Favourite example: Fast-Track Construction of the Empire State Building (Kevlin Henney)

Best term usage: idempotent (Simon Brown)

Best vocabularly usage: pontificate (Kevlin Henney)

Only search term suggestion: Death by UML Fever (Kevlin Henney again)

C# Scripting

The .Net Framework ships with a C# code compiler that lets you generate in-memory assemblies. This can be used to run C# scripts without the need for the installation of a large application like PowerShell. The following code, which targets .Net 2.0, builds into a 7K executable, and is all that is needed to run C# source files from the command line:

using System;
using System.CodeDom.Compiler;
using System.Collections.Specialized;
using System.Diagnostics;
using System.IO;
using System.Text.RegularExpressions;
using Microsoft.CSharp;
using System.Collections.Generic;

static class Program
    /// <summary>
    /// Executes specified C# script file
    /// </summary>
    /// <param name="args">Path of C# script file</param>
    static void Main(string[] args)
        // Check parameters
        if (args.Length == 0)
            Console.WriteLine("Please specify a C# script file");
        // First parameter is source file path
        string path = args[0];
        // Check file exists 
        if (!File.Exists(path))
            Console.WriteLine("Specified file does not exist");            
        // Read source from file
        string source = ReadFile(path);
        // Initialize compiler options
        CompilerParameters compilerParameters = 
            new CompilerParameters();      
        compilerParameters.GenerateExecutable = true;
        compilerParameters.GenerateInMemory = true;
        compilerParameters.TreatWarningsAsErrors = true;
        compilerParameters.CompilerOptions = "/nowarn:1633"; // unrecognized pragmas
        // Prepass source for #pragma reference statements        
        StringReader reader = new StringReader(source);       
        while (true)
            string line = reader.ReadLine();
            if (line == null) break;            
            string pattern = 
            Match match = Regex.Match(line, pattern);                   
            if (match.Success)            
        // Specify .NET version
        Dictionary<string, string> providerOptions =
            new Dictionary<string, string>();
        providerOptions.Add("CompilerVersion", "v3.5");
        CSharpCodeProvider provider = new CSharpCodeProvider(providerOptions); 
        // Compile source           
        CompilerResults results =
                    new string[] { source });
        // Show errors
        if (results.Errors.HasErrors)
            Console.WriteLine("Errors Building " + path);
            foreach (var err in results.Errors)
        // Extract argument tail
        string[] parameters = new string[args.Length - 1];
        Array.Copy(args, 1, parameters, 0, args.Length-1);
        // Invoke compiled assembly's entry point
            (null, new object[1] { parameters });        
    private static string ReadFile(string path)
        using (StreamReader reader = File.OpenText(path))
            return reader.ReadToEnd();

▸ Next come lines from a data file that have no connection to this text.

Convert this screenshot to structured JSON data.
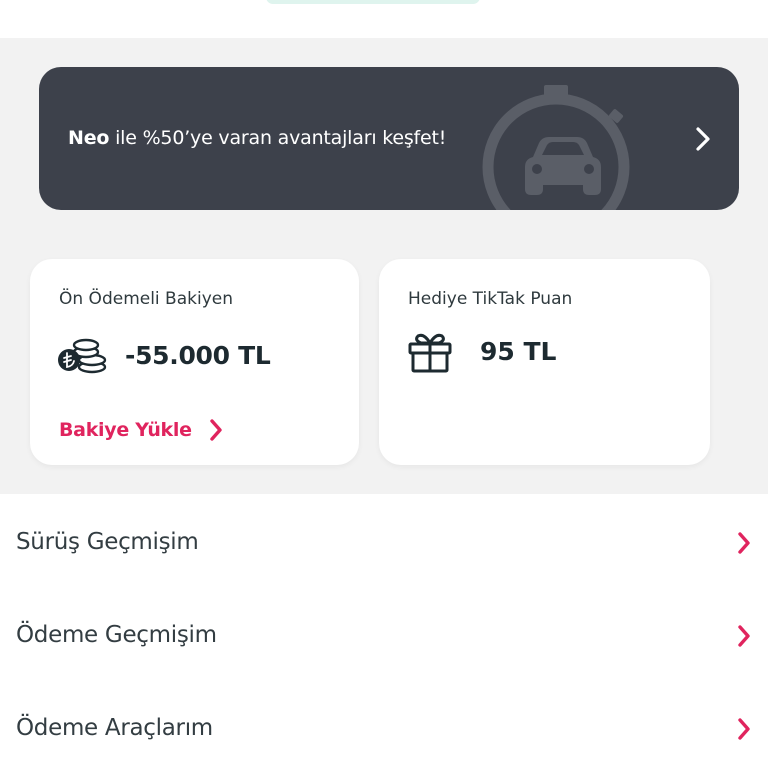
{
  "promo": {
    "brand": "Neo",
    "text": " ile %50’ye varan avantajları keşfet!"
  },
  "prepaid": {
    "title": "Ön Ödemeli Bakiyen",
    "value": "-55.000 TL",
    "action_label": "Bakiye Yükle"
  },
  "gift_points": {
    "title": "Hediye TikTak Puan",
    "value": "95 TL"
  },
  "menu": {
    "items": [
      {
        "label": "Sürüş Geçmişim"
      },
      {
        "label": "Ödeme Geçmişim"
      },
      {
        "label": "Ödeme Araçlarım"
      }
    ]
  },
  "colors": {
    "accent": "#e0245e",
    "banner": "#3d414b",
    "background": "#f2f2f2",
    "card": "#ffffff",
    "dark_text": "#1d2a30"
  },
  "icons": [
    "stopwatch-car-icon",
    "chevron-right-icon",
    "coins-icon",
    "gift-icon"
  ]
}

Script files look just like Console applications:

using System;

public class Class1
    static void Main(string[] args)
        Console.WriteLine("Hello World");

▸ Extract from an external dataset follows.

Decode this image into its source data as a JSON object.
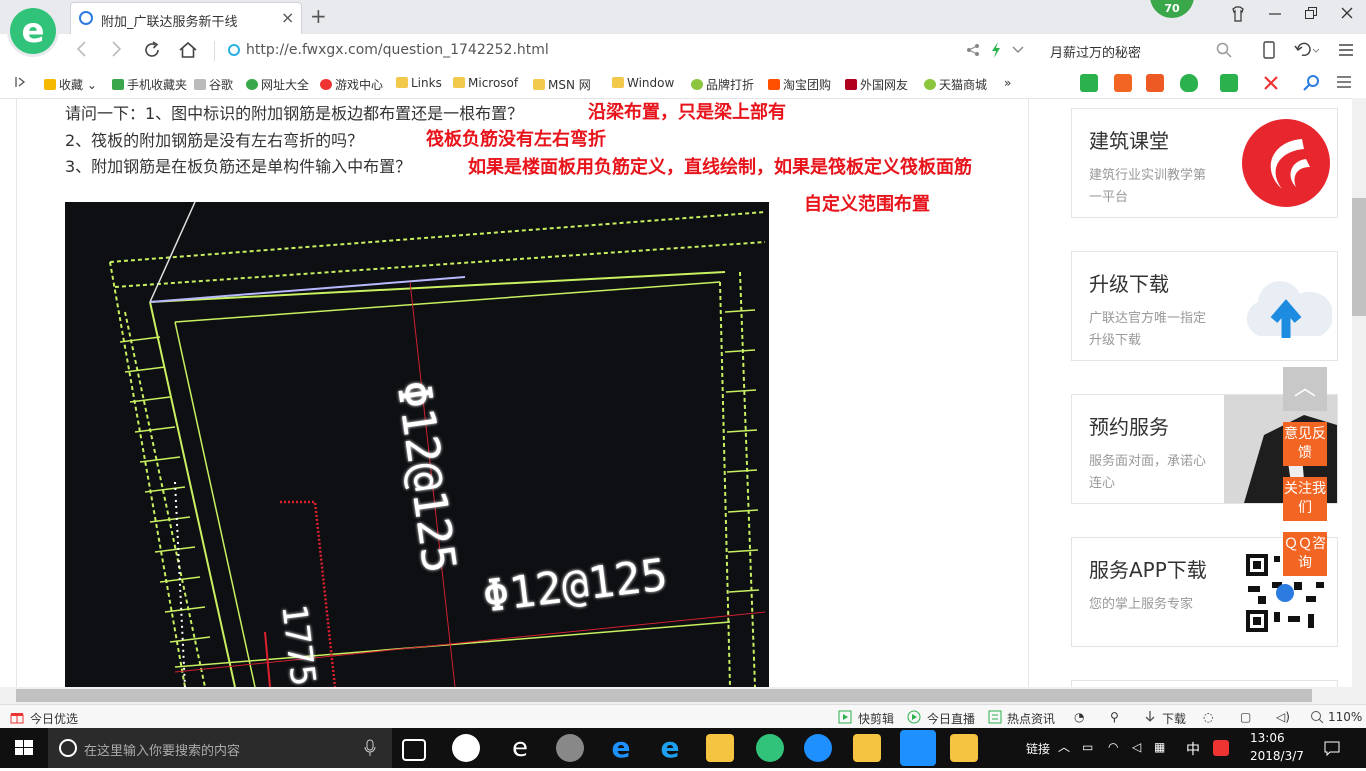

Finally additional assemblies can be referenced using #pragma directives:

#pragma warning disable 1633 // disable unrecognized pragma directive warning
#pragma reference "System.Windows.Forms.dll"

using System.Windows.Forms;

public class Class1
    static void Main(string[] args)
        MessageBox.Show("Hello World");

F# Units of Measure talk at Open Source eXchange III

The Open Source eXchange III was a mini-conference where members of the ALT.NET community talked about their favourite alternative .NET tools that increase programmer productivity. Units of Measure is a cool language feature in F#, developed by Andrew Kennedy, that lets you easily annotate values with units like metres, kilograms or seconds. Then F# type inference kicks in to give you automatic checking of your unit types at design and compile time, but cost you nothing at run time, e.g.

  let gravityOnEarth = 9.8f<m/s^2> // Acceleration

Following a bit of a Apollo 40th Anniversary theme, I presented 3 code samples (attached):

  • Statistics
  • Orbital Mechanics
  • Lunar Lander


Further reading: